From start to end of the material below, restate each line exactly.

Provided entries:
##############################
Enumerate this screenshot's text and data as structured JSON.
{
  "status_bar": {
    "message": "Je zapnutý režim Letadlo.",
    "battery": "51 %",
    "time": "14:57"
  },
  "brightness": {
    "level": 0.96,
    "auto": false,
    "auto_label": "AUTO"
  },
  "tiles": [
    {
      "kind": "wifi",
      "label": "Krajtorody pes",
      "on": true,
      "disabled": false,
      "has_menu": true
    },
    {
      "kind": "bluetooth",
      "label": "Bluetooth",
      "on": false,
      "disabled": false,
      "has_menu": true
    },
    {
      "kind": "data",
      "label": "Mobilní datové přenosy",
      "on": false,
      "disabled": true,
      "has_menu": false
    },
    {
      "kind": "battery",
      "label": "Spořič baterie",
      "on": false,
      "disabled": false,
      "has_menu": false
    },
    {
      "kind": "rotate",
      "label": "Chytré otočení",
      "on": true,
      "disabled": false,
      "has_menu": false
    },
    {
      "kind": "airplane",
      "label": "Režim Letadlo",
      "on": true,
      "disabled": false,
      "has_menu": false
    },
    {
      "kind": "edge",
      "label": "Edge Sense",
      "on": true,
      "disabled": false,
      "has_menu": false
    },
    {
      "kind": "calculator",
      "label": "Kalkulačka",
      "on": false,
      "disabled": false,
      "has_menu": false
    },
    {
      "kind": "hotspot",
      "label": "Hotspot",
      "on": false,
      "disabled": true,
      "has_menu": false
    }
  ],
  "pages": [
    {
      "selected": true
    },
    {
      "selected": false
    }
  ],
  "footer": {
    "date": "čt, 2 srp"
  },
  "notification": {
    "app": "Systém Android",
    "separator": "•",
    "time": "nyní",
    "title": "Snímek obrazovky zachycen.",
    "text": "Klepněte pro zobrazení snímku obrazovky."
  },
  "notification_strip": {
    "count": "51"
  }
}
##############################
Response:
Enumerate this screenshot's text and data as structured JSON.
{
  "status_bar": {
    "message": "Je zapnutý režim Letadlo.",
    "battery": "51 %",
    "time": "14:57"
  },
  "brightness": {
    "level": 0.96,
    "auto": false,
    "auto_label": "AUTO"
  },
  "tiles": [
    {
      "kind": "wifi",
      "label": "Krajtorody pes",
      "on": true,
      "disabled": false,
      "has_menu": true
    },
    {
      "kind": "bluetooth",
      "label": "Bluetooth",
      "on": false,
      "disabled": false,
      "has_menu": true
    },
    {
      "kind": "data",
      "label": "Mobilní datové přenosy",
      "on": false,
      "disabled": true,
      "has_menu": false
    },
    {
      "kind": "battery",
      "label": "Spořič baterie",
      "on": false,
      "disabled": false,
      "has_menu": false
    },
    {
      "kind": "rotate",
      "label": "Chytré otočení",
      "on": true,
      "disabled": false,
      "has_menu": false
    },
    {
      "kind": "airplane",
      "label": "Režim Letadlo",
      "on": true,
      "disabled": false,
      "has_menu": false
    },
    {
      "kind": "edge",
      "label": "Edge Sense",
      "on": true,
      "disabled": false,
      "has_menu": false
    },
    {
      "kind": "calculator",
      "label": "Kalkulačka",
      "on": false,
      "disabled": false,
      "has_menu": false
    },
    {
      "kind": "hotspot",
      "label": "Hotspot",
      "on": false,
      "disabled": true,
      "has_menu": false
    }
  ],
  "pages": [
    {
      "selected": true
    },
    {
      "selected": false
    }
  ],
  "footer": {
    "date": "čt, 2 srp"
  },
  "notification": {
    "app": "Systém Android",
    "separator": "•",
    "time": "nyní",
    "title": "Snímek obrazovky zachycen.",
    "text": "Klepněte pro zobrazení snímku obrazovky."
  },
  "notification_strip": {
    "count": "51"
  }
}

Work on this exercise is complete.